▶ TASK TO CARRY OUT
Filter the records for "name" and keep each line that has it.

▶ DATA RECORDS
((
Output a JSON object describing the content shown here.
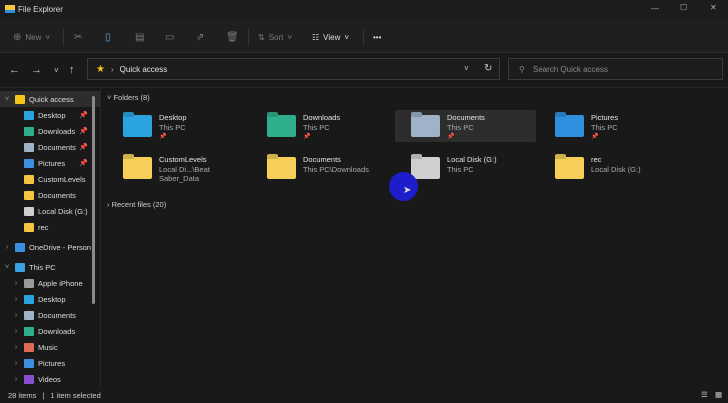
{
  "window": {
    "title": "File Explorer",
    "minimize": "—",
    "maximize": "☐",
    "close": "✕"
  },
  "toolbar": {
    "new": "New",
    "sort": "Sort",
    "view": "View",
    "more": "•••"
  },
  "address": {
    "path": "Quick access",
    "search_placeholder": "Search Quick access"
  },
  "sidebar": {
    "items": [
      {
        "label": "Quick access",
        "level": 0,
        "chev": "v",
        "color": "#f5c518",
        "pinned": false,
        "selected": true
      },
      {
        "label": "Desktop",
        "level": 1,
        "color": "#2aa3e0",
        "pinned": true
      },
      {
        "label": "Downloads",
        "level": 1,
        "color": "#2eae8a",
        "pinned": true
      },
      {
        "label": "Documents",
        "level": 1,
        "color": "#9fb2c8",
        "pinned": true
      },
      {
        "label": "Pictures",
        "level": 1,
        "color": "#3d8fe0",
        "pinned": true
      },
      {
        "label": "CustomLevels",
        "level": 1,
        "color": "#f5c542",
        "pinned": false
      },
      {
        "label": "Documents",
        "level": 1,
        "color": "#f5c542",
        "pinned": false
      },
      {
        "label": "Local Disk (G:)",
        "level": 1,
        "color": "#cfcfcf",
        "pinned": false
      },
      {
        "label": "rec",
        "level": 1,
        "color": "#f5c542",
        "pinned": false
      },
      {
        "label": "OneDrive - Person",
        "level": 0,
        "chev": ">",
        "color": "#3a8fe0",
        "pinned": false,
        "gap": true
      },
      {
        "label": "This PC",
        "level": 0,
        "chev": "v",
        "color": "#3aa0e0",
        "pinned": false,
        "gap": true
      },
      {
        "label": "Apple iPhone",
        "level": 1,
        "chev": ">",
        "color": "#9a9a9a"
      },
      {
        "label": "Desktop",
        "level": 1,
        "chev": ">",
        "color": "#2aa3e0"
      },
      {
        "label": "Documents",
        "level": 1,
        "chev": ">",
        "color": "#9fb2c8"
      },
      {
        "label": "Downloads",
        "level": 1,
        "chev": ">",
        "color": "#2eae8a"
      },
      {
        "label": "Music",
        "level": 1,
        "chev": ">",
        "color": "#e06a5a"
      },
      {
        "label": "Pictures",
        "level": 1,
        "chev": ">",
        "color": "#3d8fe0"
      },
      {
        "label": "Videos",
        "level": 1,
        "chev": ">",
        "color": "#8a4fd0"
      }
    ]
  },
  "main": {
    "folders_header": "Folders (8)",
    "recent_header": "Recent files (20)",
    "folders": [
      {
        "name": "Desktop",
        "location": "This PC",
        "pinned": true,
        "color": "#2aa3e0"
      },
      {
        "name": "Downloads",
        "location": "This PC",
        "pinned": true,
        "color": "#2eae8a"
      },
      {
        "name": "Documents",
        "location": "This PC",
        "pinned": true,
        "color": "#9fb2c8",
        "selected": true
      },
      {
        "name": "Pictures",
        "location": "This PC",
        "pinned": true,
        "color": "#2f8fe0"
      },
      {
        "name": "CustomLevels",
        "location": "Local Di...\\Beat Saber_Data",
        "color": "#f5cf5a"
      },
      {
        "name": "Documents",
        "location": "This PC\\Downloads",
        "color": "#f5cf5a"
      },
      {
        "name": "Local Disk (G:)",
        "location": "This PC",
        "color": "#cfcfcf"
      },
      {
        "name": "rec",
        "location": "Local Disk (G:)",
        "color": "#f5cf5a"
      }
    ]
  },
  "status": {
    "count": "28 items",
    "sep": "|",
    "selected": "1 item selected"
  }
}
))
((
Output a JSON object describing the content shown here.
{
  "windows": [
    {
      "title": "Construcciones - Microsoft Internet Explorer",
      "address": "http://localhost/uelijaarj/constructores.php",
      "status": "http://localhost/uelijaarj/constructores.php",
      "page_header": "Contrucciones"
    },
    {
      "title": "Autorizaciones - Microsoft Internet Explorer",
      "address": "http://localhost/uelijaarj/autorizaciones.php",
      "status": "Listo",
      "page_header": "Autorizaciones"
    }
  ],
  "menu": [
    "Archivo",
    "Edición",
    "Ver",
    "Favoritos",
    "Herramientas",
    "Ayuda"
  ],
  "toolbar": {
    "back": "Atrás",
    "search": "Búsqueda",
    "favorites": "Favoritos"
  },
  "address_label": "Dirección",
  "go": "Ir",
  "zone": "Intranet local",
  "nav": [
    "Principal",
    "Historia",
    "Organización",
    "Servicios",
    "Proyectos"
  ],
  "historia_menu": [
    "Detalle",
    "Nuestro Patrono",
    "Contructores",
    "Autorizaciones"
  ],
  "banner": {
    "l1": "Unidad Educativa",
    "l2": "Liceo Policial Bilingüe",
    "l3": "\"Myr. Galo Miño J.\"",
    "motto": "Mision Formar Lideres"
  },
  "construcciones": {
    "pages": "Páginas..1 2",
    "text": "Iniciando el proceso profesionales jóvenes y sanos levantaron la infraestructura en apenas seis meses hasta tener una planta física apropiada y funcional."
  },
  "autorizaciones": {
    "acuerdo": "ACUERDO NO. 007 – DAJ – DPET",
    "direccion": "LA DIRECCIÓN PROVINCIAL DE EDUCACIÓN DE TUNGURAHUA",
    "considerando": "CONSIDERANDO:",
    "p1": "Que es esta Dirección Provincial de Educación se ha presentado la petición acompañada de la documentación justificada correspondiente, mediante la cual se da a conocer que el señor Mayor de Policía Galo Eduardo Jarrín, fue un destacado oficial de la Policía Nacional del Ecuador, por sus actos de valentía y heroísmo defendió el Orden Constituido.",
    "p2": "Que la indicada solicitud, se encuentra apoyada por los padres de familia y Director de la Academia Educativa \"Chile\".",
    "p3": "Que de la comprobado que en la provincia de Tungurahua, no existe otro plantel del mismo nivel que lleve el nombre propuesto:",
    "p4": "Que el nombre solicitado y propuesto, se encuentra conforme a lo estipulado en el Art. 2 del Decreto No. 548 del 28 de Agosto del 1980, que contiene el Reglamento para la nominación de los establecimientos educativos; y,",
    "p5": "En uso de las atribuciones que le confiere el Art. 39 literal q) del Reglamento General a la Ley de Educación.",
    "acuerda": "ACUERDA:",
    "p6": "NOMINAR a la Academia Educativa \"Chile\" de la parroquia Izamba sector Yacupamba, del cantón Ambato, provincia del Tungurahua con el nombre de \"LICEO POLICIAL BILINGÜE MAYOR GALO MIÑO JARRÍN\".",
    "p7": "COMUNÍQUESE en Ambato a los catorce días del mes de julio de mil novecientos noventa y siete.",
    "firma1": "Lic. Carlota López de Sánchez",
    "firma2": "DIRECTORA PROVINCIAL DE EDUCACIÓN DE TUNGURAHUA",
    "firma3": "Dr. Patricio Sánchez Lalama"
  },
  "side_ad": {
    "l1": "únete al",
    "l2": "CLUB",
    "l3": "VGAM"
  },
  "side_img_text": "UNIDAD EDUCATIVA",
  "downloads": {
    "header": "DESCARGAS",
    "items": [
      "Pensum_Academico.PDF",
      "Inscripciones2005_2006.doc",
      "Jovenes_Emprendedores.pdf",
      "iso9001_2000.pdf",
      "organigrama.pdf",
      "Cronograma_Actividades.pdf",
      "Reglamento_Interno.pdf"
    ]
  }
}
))
▶ ANSWER BELOW
        "name": "Desktop",
        "name": "Downloads",
        "name": "Documents",
        "name": "Pictures",
        "name": "CustomLevels",
        "name": "Documents",
        "name": "Local Disk (G:)",
        "name": "rec",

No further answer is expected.